-------- EXTRACTED RECORDS --------

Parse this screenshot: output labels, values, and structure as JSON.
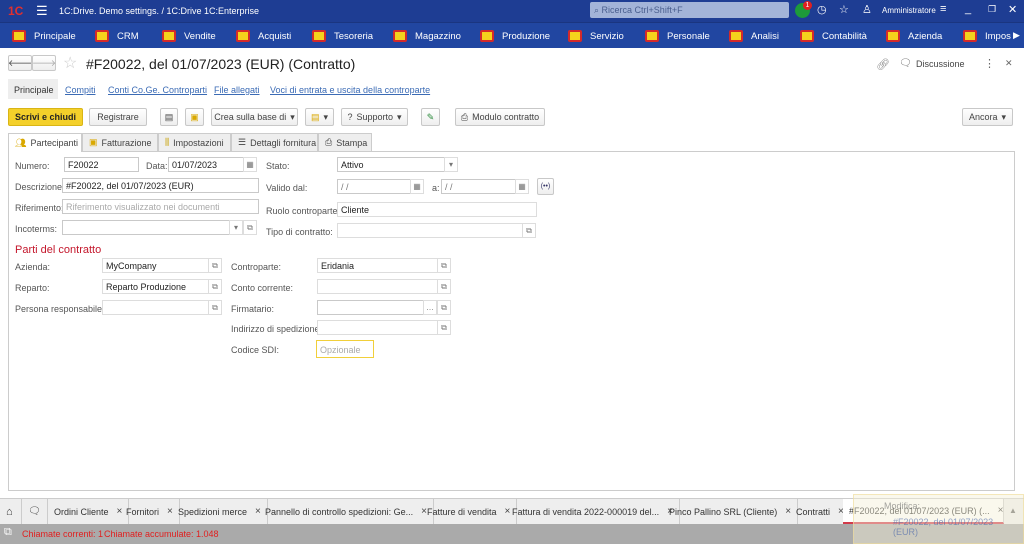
{
  "titlebar": {
    "app_title": "1C:Drive. Demo settings. / 1C:Drive 1C:Enterprise",
    "search_placeholder": "Ricerca Ctrl+Shift+F",
    "notification_count": "1",
    "user": "Amministratore",
    "logo": "1C"
  },
  "nav": {
    "items": [
      "Principale",
      "CRM",
      "Vendite",
      "Acquisti",
      "Tesoreria",
      "Magazzino",
      "Produzione",
      "Servizio",
      "Personale",
      "Analisi",
      "Contabilità",
      "Azienda",
      "Impos"
    ]
  },
  "form": {
    "title": "#F20022, del 01/07/2023 (EUR) (Contratto)",
    "discussion": "Discussione",
    "links": [
      "Principale",
      "Compiti",
      "Conti Co.Ge. Controparti",
      "File allegati",
      "Voci di entrata e uscita della controparte"
    ],
    "toolbar": {
      "write_close": "Scrivi e chiudi",
      "register": "Registrare",
      "create_based": "Crea sulla base di",
      "support": "Supporto",
      "contract_form": "Modulo contratto",
      "more": "Ancora"
    },
    "tabs": [
      "Partecipanti",
      "Fatturazione",
      "Impostazioni",
      "Dettagli fornitura",
      "Stampa"
    ],
    "fields": {
      "numero_label": "Numero:",
      "numero": "F20022",
      "data_label": "Data:",
      "data": "01/07/2023",
      "stato_label": "Stato:",
      "stato": "Attivo",
      "descrizione_label": "Descrizione:",
      "descrizione": "#F20022, del 01/07/2023 (EUR)",
      "valido_label": "Valido dal:",
      "valido_dal": " /  /",
      "a_label": "a:",
      "valido_a": " /  /",
      "riferimento_label": "Riferimento:",
      "riferimento_placeholder": "Riferimento visualizzato nei documenti",
      "ruolo_label": "Ruolo controparte:",
      "ruolo": "Cliente",
      "incoterms_label": "Incoterms:",
      "tipo_label": "Tipo di contratto:",
      "section_title": "Parti del contratto",
      "azienda_label": "Azienda:",
      "azienda": "MyCompany",
      "controparte_label": "Controparte:",
      "controparte": "Eridania",
      "reparto_label": "Reparto:",
      "reparto": "Reparto Produzione",
      "conto_label": "Conto corrente:",
      "persona_label": "Persona responsabile:",
      "firmatario_label": "Firmatario:",
      "indirizzo_label": "Indirizzo di spedizione:",
      "sdi_label": "Codice SDI:",
      "sdi_placeholder": "Opzionale"
    }
  },
  "open_tabs": [
    "Ordini Cliente",
    "Fornitori",
    "Spedizioni merce",
    "Pannello di controllo spedizioni: Ge...",
    "Fatture di vendita",
    "Fattura di vendita 2022-000019 del...",
    "Pinco Pallino SRL (Cliente)",
    "Contratti",
    "#F20022, del 01/07/2023 (EUR) (..."
  ],
  "notification": {
    "title": "Modifica:",
    "text": "#F20022, del 01/07/2023 (EUR)"
  },
  "status": {
    "current_calls": "Chiamate correnti: 1",
    "accumulated_calls": "Chiamate accumulate: 1.048"
  },
  "colors": {
    "titlebar": "#1e3d93",
    "accent_yellow": "#f5d21c",
    "section_red": "#c4172c",
    "link": "#3b6bb5"
  }
}
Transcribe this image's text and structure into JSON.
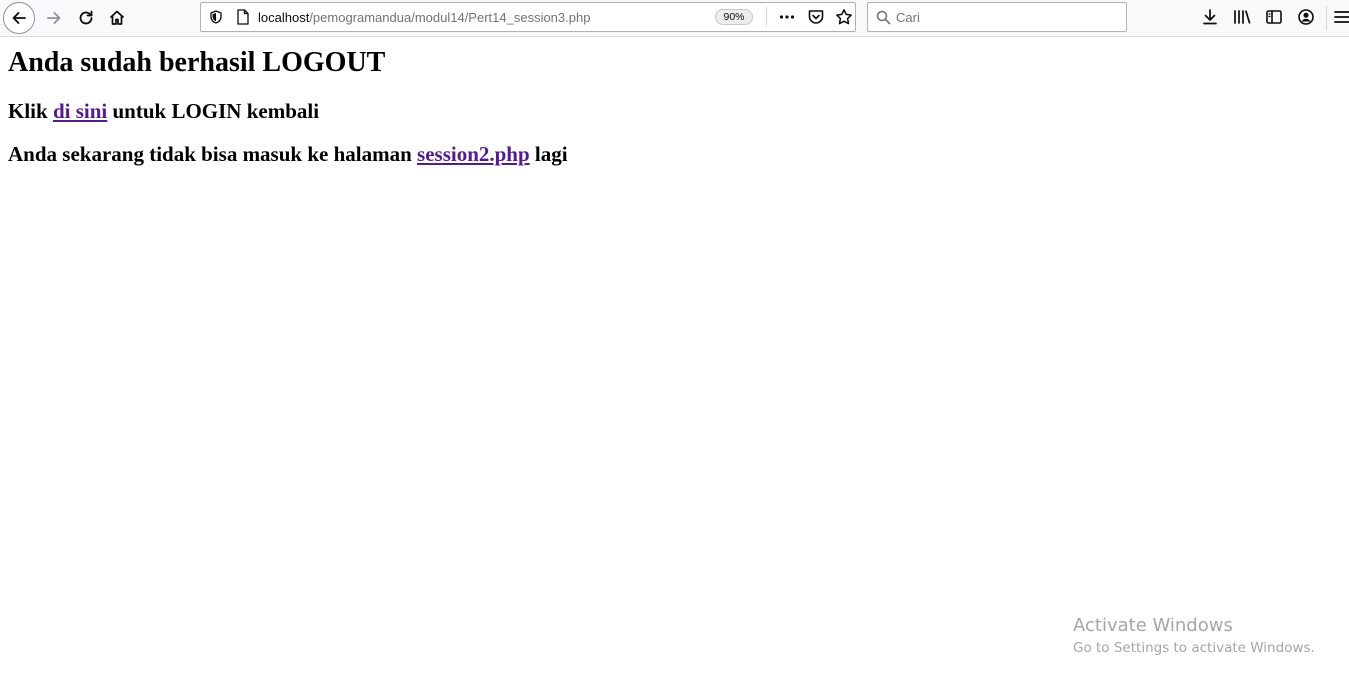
{
  "toolbar": {
    "url": {
      "host": "localhost",
      "path": "/pemogramandua/modul14/Pert14_session3.php"
    },
    "zoom": "90%",
    "search": {
      "placeholder": "Cari"
    }
  },
  "page": {
    "heading": "Anda sudah berhasil LOGOUT",
    "line1": {
      "before": "Klik ",
      "link": "di sini",
      "after": " untuk LOGIN kembali"
    },
    "line2": {
      "before": "Anda sekarang tidak bisa masuk ke halaman ",
      "link": "session2.php",
      "after": " lagi"
    }
  },
  "watermark": {
    "title": "Activate Windows",
    "subtitle": "Go to Settings to activate Windows."
  },
  "colors": {
    "link_visited": "#551a8b",
    "toolbar_bg": "#f9f9fb"
  }
}
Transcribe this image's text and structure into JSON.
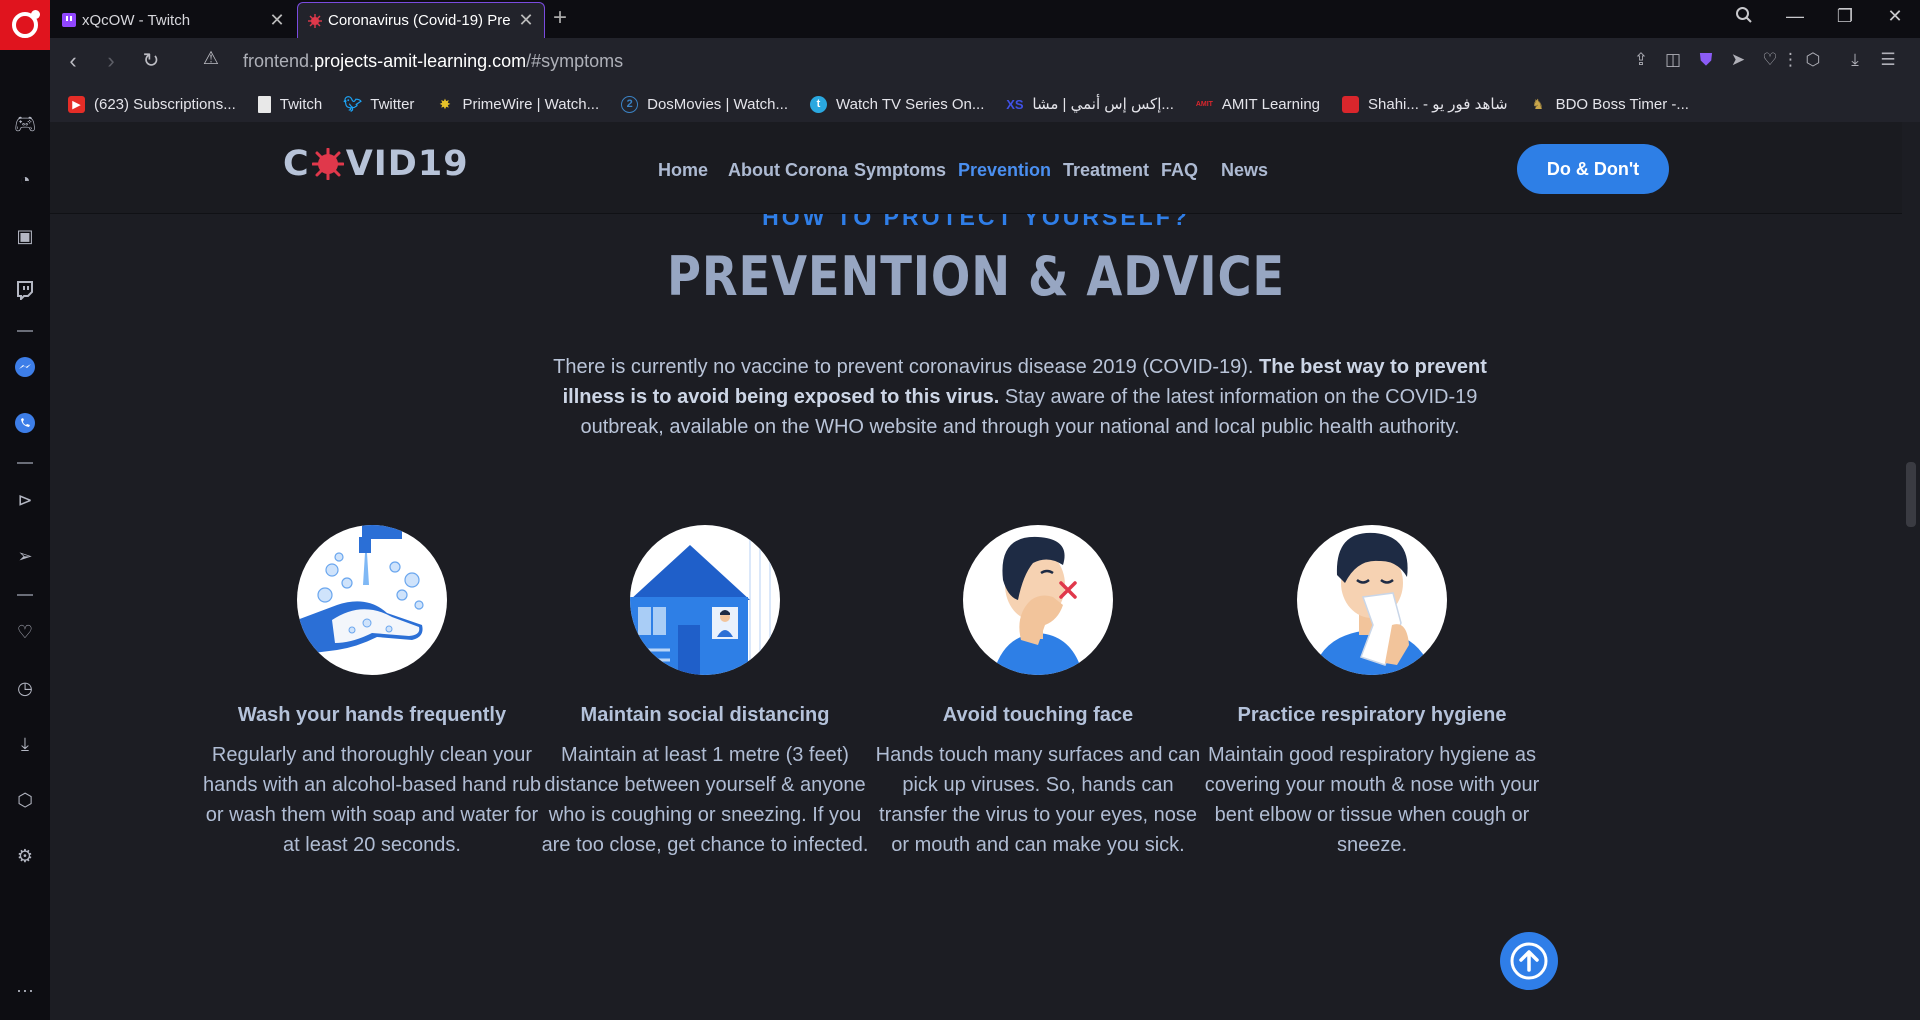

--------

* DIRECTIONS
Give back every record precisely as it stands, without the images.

* PROBLEM SOLUTION
Parse this screenshot: output labels, values, and structure as JSON.
{
  "titlebar": {
    "app_title": "1C:Drive. Demo settings. / 1C:Drive 1C:Enterprise",
    "search_placeholder": "Ricerca Ctrl+Shift+F",
    "notification_count": "1",
    "user": "Amministratore",
    "logo": "1C"
  },
  "nav": {
    "items": [
      "Principale",
      "CRM",
      "Vendite",
      "Acquisti",
      "Tesoreria",
      "Magazzino",
      "Produzione",
      "Servizio",
      "Personale",
      "Analisi",
      "Contabilità",
      "Azienda",
      "Impos"
    ]
  },
  "form": {
    "title": "#F20022, del 01/07/2023 (EUR) (Contratto)",
    "discussion": "Discussione",
    "links": [
      "Principale",
      "Compiti",
      "Conti Co.Ge. Controparti",
      "File allegati",
      "Voci di entrata e uscita della controparte"
    ],
    "toolbar": {
      "write_close": "Scrivi e chiudi",
      "register": "Registrare",
      "create_based": "Crea sulla base di",
      "support": "Supporto",
      "contract_form": "Modulo contratto",
      "more": "Ancora"
    },
    "tabs": [
      "Partecipanti",
      "Fatturazione",
      "Impostazioni",
      "Dettagli fornitura",
      "Stampa"
    ],
    "fields": {
      "numero_label": "Numero:",
      "numero": "F20022",
      "data_label": "Data:",
      "data": "01/07/2023",
      "stato_label": "Stato:",
      "stato": "Attivo",
      "descrizione_label": "Descrizione:",
      "descrizione": "#F20022, del 01/07/2023 (EUR)",
      "valido_label": "Valido dal:",
      "valido_dal": " /  /",
      "a_label": "a:",
      "valido_a": " /  /",
      "riferimento_label": "Riferimento:",
      "riferimento_placeholder": "Riferimento visualizzato nei documenti",
      "ruolo_label": "Ruolo controparte:",
      "ruolo": "Cliente",
      "incoterms_label": "Incoterms:",
      "tipo_label": "Tipo di contratto:",
      "section_title": "Parti del contratto",
      "azienda_label": "Azienda:",
      "azienda": "MyCompany",
      "controparte_label": "Controparte:",
      "controparte": "Eridania",
      "reparto_label": "Reparto:",
      "reparto": "Reparto Produzione",
      "conto_label": "Conto corrente:",
      "persona_label": "Persona responsabile:",
      "firmatario_label": "Firmatario:",
      "indirizzo_label": "Indirizzo di spedizione:",
      "sdi_label": "Codice SDI:",
      "sdi_placeholder": "Opzionale"
    }
  },
  "open_tabs": [
    "Ordini Cliente",
    "Fornitori",
    "Spedizioni merce",
    "Pannello di controllo spedizioni: Ge...",
    "Fatture di vendita",
    "Fattura di vendita 2022-000019 del...",
    "Pinco Pallino SRL (Cliente)",
    "Contratti",
    "#F20022, del 01/07/2023 (EUR) (..."
  ],
  "notification": {
    "title": "Modifica:",
    "text": "#F20022, del 01/07/2023 (EUR)"
  },
  "status": {
    "current_calls": "Chiamate correnti: 1",
    "accumulated_calls": "Chiamate accumulate: 1.048"
  },
  "colors": {
    "titlebar": "#1e3d93",
    "accent_yellow": "#f5d21c",
    "section_red": "#c4172c",
    "link": "#3b6bb5"
  }
}
Transcribe this image's text and structure into JSON.
{
  "toolbar": {
    "url": {
      "host": "localhost",
      "path": "/pemogramandua/modul14/Pert14_session3.php"
    },
    "zoom": "90%",
    "search": {
      "placeholder": "Cari"
    }
  },
  "page": {
    "heading": "Anda sudah berhasil LOGOUT",
    "line1": {
      "before": "Klik ",
      "link": "di sini",
      "after": " untuk LOGIN kembali"
    },
    "line2": {
      "before": "Anda sekarang tidak bisa masuk ke halaman ",
      "link": "session2.php",
      "after": " lagi"
    }
  },
  "watermark": {
    "title": "Activate Windows",
    "subtitle": "Go to Settings to activate Windows."
  },
  "colors": {
    "link_visited": "#551a8b",
    "toolbar_bg": "#f9f9fb"
  }
}
Transcribe this image's text and structure into JSON.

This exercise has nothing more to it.